- _INSTRUCTIONS TO FOLLOW_
Starting at the line below that contains "Enumerate this screenshot's" and ending at the line that contains "Extract the structured", retype each line exactly as it stands, but omit the pictures.

- _THE DATA_
====
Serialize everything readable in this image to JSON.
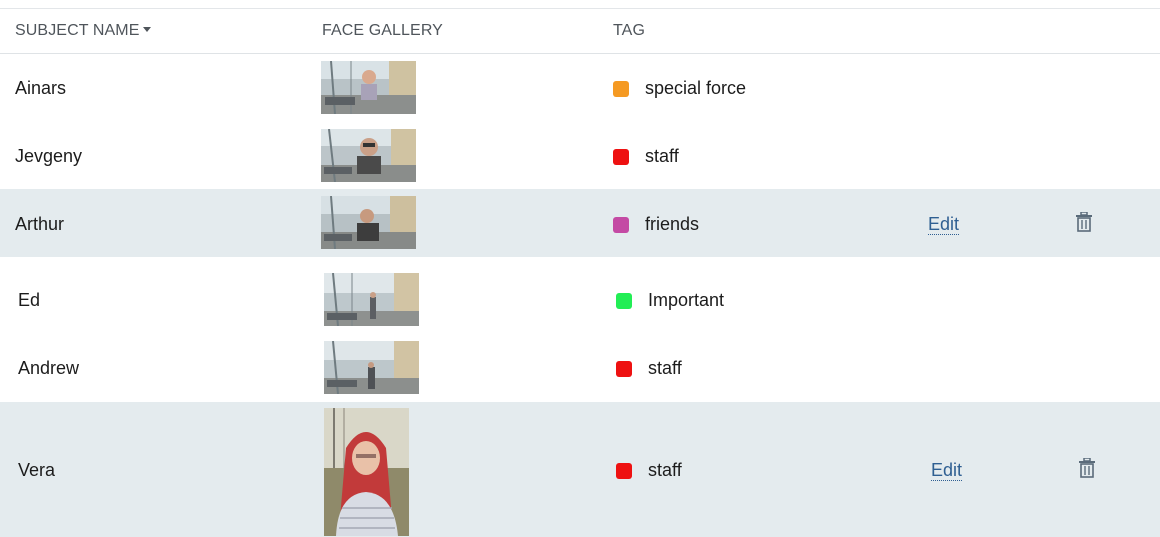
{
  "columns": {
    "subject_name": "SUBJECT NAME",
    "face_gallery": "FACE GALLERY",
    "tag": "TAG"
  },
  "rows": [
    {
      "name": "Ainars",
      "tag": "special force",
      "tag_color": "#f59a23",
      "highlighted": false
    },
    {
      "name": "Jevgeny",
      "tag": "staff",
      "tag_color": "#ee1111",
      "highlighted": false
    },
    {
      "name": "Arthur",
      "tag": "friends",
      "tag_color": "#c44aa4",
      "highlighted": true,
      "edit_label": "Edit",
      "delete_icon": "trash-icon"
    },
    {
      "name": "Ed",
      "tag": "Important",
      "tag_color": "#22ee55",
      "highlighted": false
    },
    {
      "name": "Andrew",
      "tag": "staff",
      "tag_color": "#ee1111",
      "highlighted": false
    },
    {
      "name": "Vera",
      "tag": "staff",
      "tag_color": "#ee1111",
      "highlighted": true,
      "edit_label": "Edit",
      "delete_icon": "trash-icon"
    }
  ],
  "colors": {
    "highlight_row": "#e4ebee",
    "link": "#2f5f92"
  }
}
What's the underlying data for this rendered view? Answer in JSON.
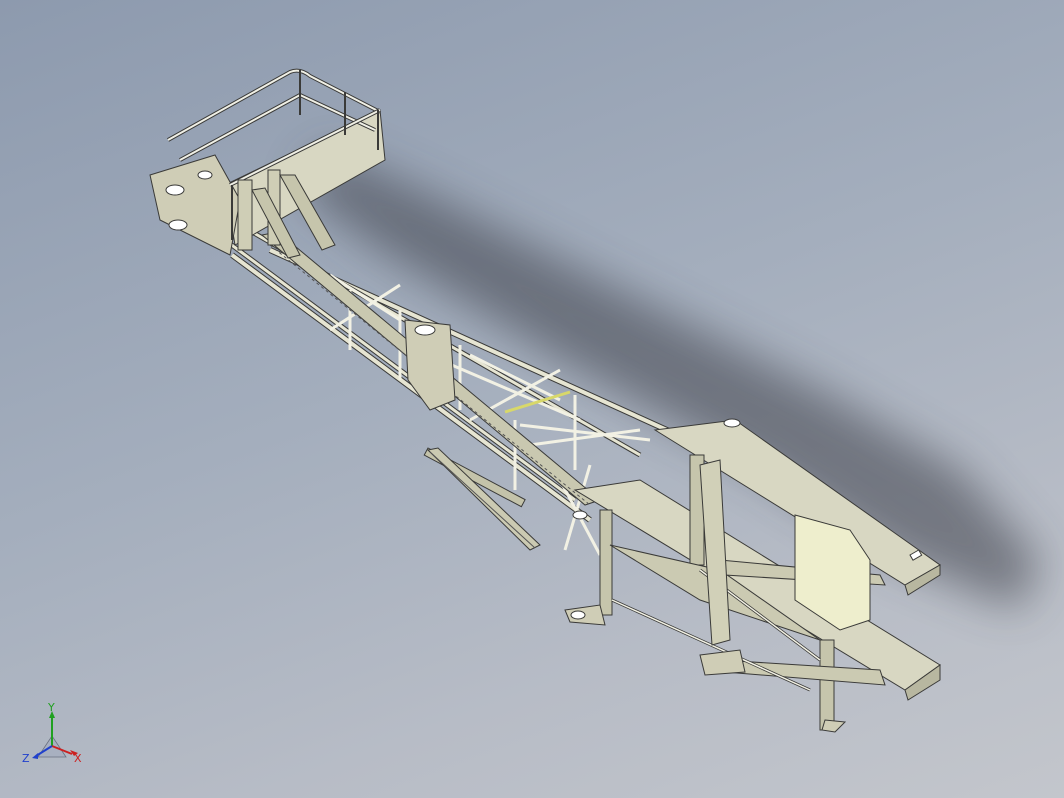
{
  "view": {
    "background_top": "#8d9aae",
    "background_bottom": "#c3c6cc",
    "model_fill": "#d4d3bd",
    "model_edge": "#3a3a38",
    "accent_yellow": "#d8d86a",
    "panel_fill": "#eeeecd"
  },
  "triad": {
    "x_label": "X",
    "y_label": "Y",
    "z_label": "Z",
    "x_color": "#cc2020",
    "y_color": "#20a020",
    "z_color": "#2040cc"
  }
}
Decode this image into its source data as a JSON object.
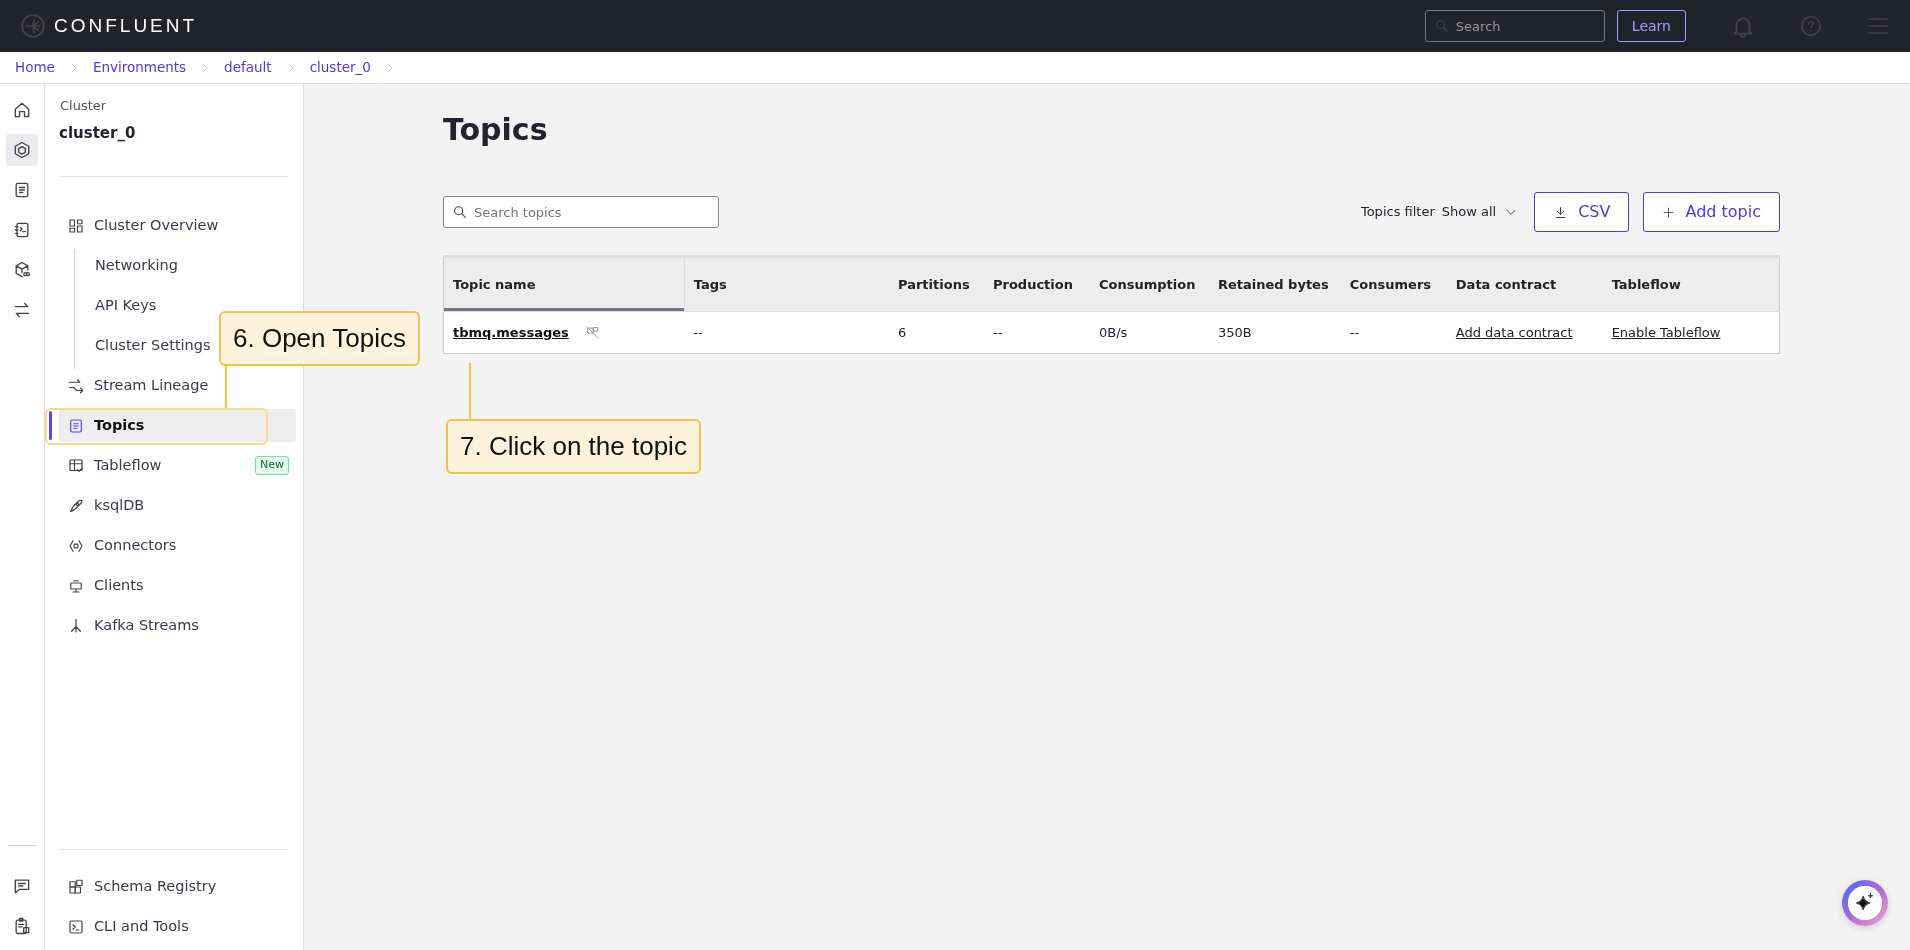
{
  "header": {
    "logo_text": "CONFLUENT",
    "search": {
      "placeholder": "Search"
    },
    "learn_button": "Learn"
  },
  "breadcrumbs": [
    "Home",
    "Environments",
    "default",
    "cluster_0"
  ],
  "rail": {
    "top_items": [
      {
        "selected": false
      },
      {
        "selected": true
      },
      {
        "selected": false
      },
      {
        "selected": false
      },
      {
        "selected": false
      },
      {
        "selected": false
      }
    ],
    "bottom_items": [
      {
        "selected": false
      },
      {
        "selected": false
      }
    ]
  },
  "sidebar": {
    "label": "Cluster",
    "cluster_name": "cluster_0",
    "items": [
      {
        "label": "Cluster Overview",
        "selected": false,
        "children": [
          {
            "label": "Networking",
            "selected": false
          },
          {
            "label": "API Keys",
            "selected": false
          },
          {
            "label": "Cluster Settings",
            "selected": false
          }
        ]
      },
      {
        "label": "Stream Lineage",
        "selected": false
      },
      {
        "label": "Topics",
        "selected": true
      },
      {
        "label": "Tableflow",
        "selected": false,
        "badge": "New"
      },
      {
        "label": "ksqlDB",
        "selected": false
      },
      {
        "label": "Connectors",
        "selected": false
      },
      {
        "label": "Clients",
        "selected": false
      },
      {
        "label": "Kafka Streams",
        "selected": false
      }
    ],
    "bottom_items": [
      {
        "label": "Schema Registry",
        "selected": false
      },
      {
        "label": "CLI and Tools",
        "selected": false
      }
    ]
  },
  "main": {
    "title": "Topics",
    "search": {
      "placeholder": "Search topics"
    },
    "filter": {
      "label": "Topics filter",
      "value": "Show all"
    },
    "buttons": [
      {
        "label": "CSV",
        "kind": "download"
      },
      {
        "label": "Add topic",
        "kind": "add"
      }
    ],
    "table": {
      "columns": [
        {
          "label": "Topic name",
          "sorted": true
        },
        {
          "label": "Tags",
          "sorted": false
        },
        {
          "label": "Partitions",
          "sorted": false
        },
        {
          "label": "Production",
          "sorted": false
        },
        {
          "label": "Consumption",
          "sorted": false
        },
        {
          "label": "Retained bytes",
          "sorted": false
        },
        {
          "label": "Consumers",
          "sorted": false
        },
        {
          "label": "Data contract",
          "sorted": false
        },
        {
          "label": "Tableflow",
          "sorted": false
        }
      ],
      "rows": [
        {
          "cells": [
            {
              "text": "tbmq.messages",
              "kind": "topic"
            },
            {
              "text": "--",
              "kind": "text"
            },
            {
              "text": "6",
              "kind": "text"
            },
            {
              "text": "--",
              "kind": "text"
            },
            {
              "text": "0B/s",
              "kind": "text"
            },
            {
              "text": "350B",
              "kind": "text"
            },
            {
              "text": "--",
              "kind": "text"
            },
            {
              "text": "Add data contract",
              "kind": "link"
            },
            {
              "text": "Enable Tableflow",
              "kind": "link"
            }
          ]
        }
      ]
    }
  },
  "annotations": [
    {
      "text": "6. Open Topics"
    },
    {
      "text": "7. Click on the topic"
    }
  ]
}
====
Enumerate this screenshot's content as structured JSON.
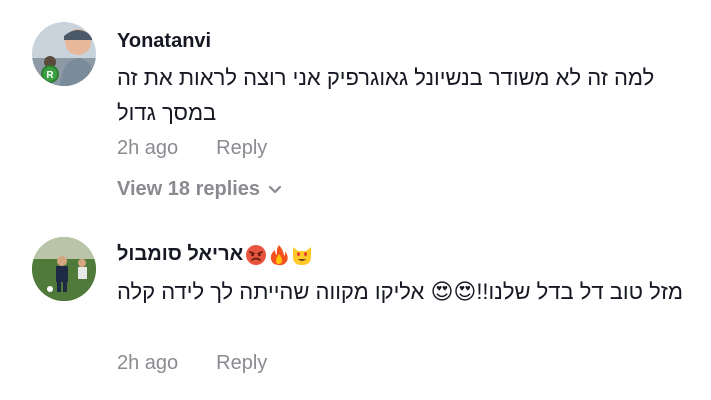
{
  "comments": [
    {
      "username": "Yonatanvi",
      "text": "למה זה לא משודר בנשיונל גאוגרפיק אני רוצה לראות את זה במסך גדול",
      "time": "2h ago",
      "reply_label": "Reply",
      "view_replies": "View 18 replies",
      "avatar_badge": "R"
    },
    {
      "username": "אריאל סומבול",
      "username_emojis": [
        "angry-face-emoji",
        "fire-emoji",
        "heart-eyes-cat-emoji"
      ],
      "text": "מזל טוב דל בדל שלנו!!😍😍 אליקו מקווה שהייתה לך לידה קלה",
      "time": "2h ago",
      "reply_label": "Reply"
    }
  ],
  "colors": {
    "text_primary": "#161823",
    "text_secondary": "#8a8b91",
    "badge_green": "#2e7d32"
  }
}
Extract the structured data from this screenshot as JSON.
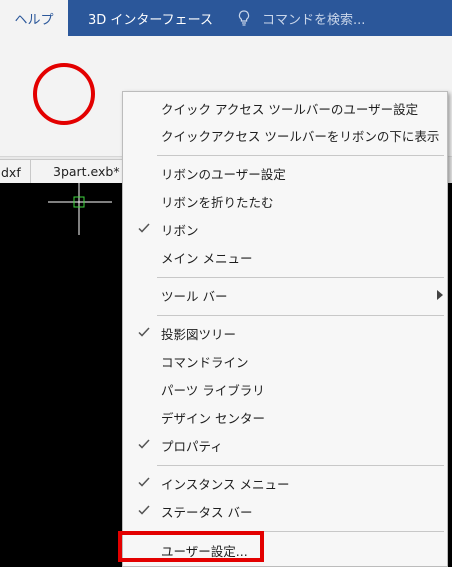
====
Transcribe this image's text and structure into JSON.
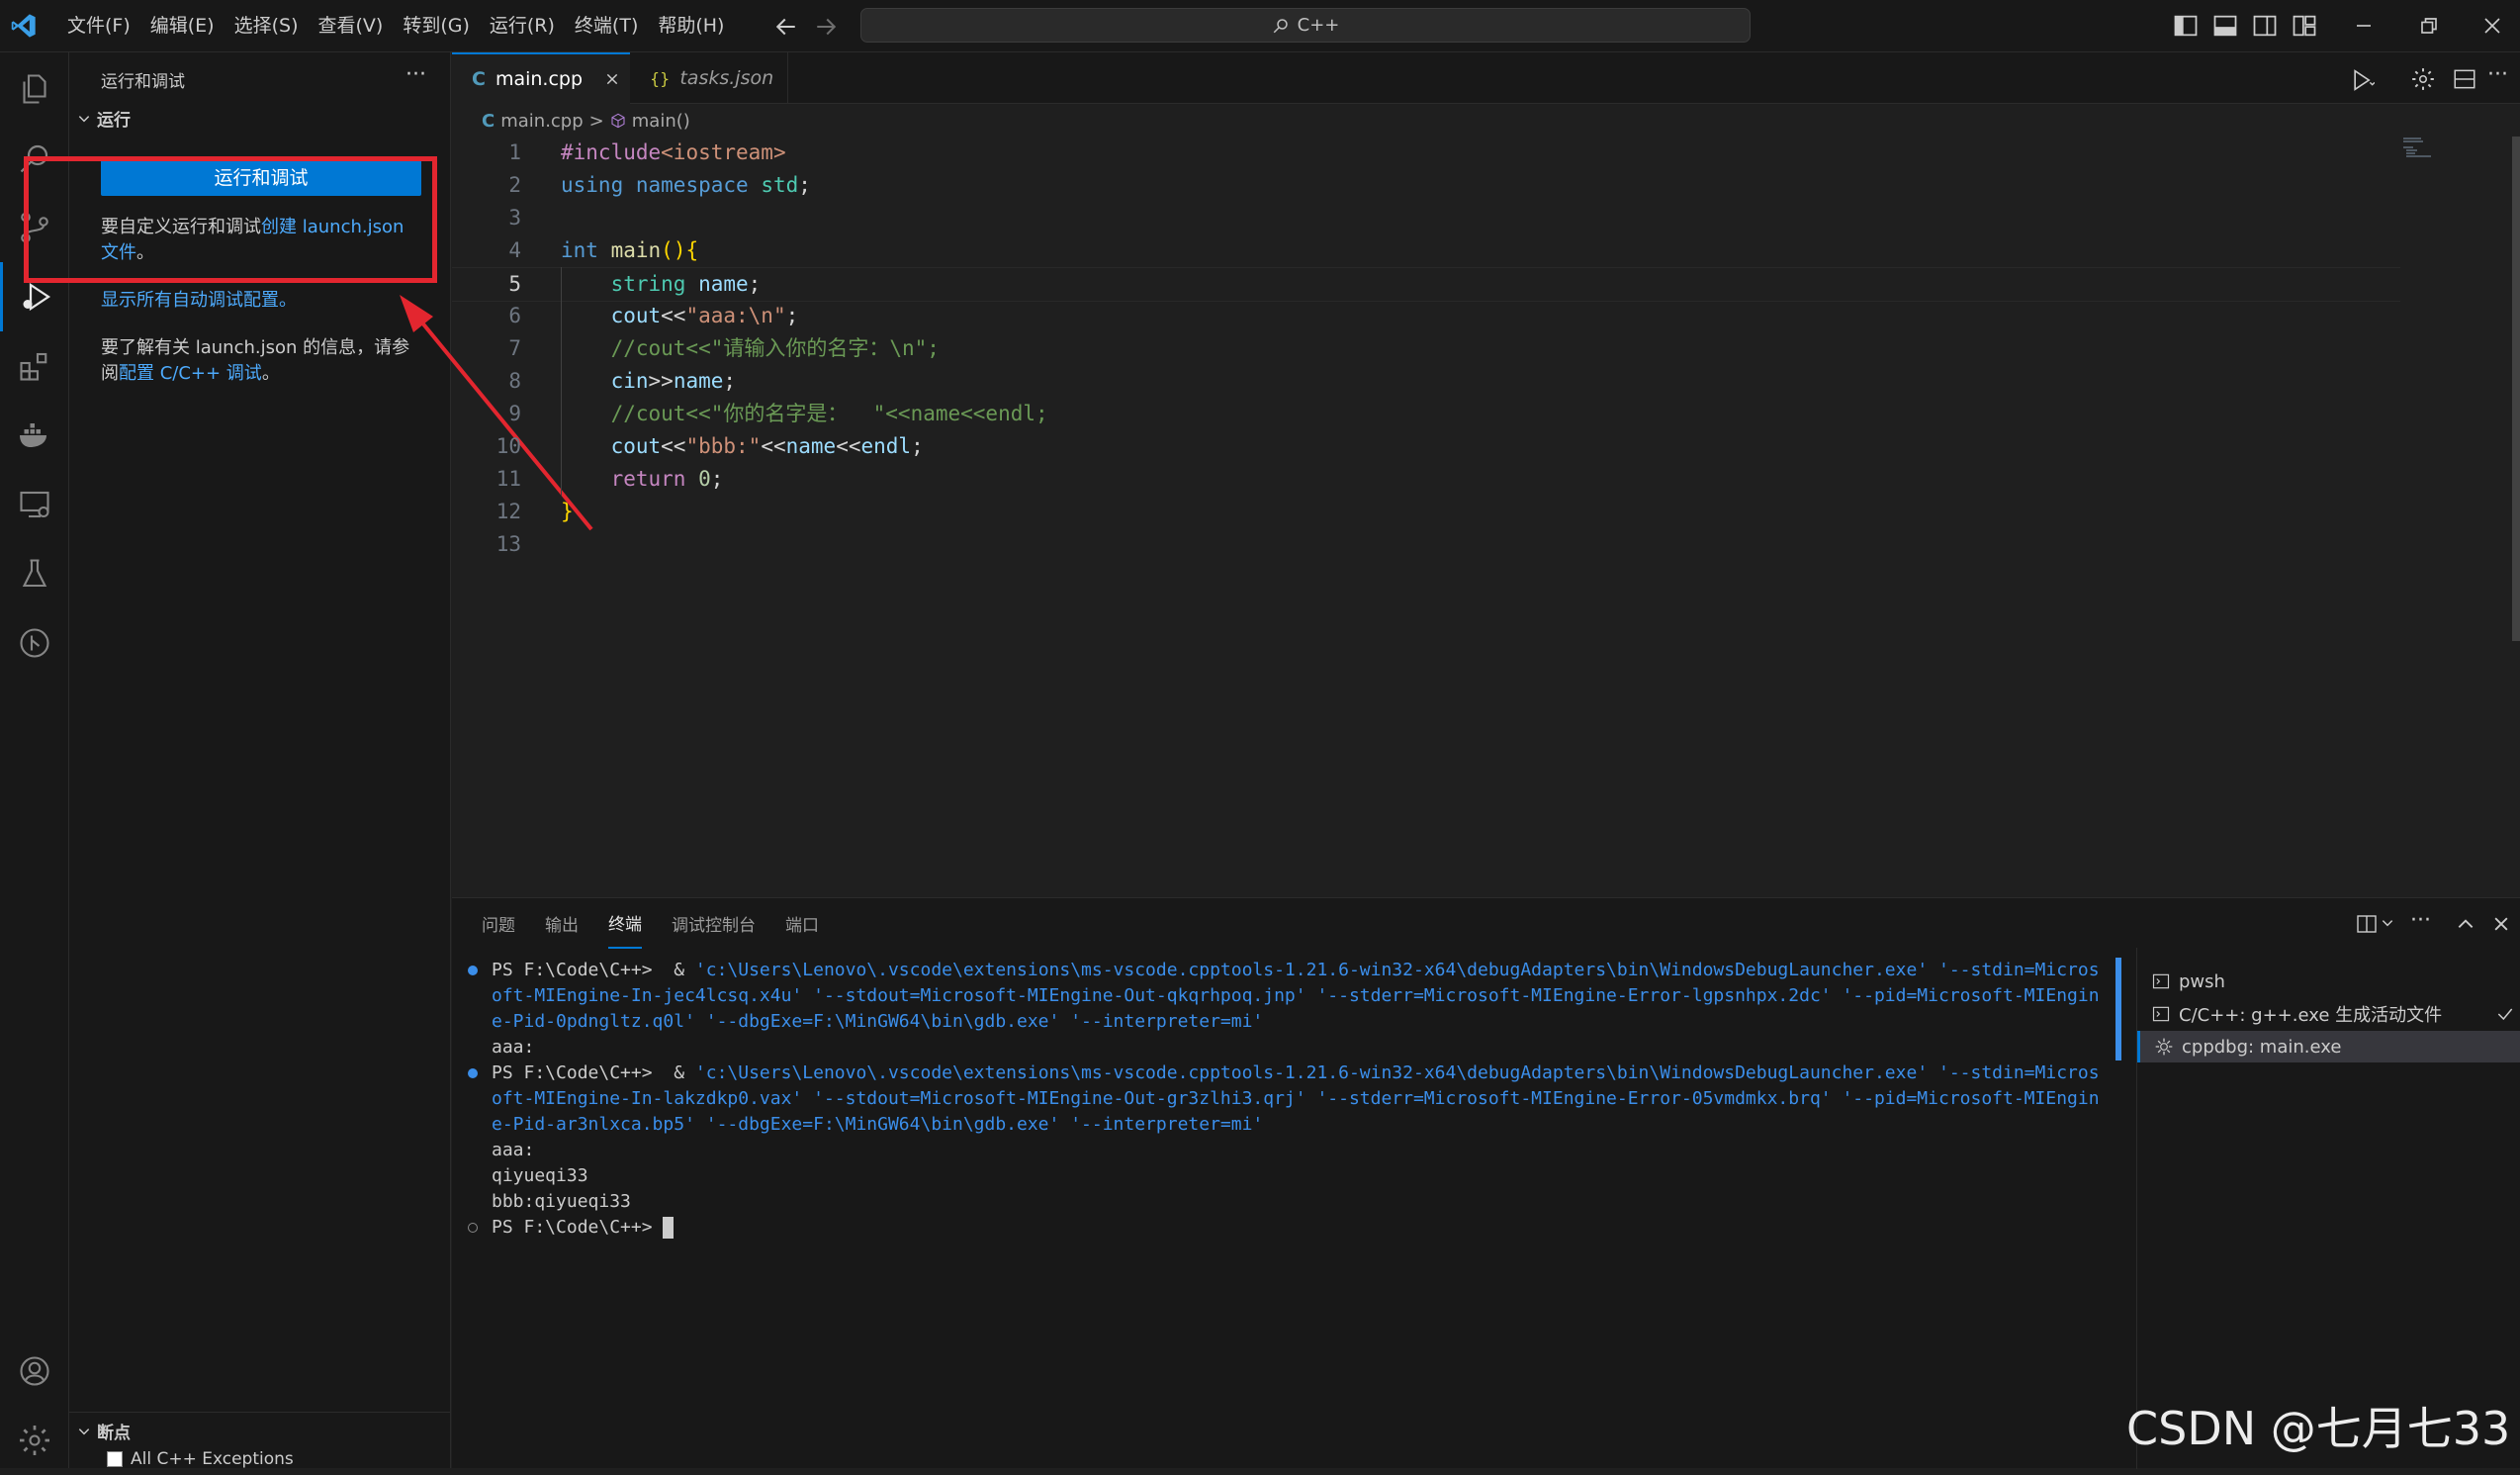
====
- _EXERCISE RESPONSE_
Enumerate this screenshot's content as structured JSON.
{
  "comments": [
    {
      "username": "Yonatanvi",
      "text": "למה זה לא משודר בנשיונל גאוגרפיק אני רוצה לראות את זה במסך גדול",
      "time": "2h ago",
      "reply_label": "Reply",
      "view_replies": "View 18 replies",
      "avatar_badge": "R"
    },
    {
      "username": "אריאל סומבול",
      "username_emojis": [
        "angry-face-emoji",
        "fire-emoji",
        "heart-eyes-cat-emoji"
      ],
      "text": "מזל טוב דל בדל שלנו!!😍😍 אליקו מקווה שהייתה לך לידה קלה",
      "time": "2h ago",
      "reply_label": "Reply"
    }
  ],
  "colors": {
    "text_primary": "#161823",
    "text_secondary": "#8a8b91",
    "badge_green": "#2e7d32"
  }
}
Extract the structured data from this screenshot as JSON.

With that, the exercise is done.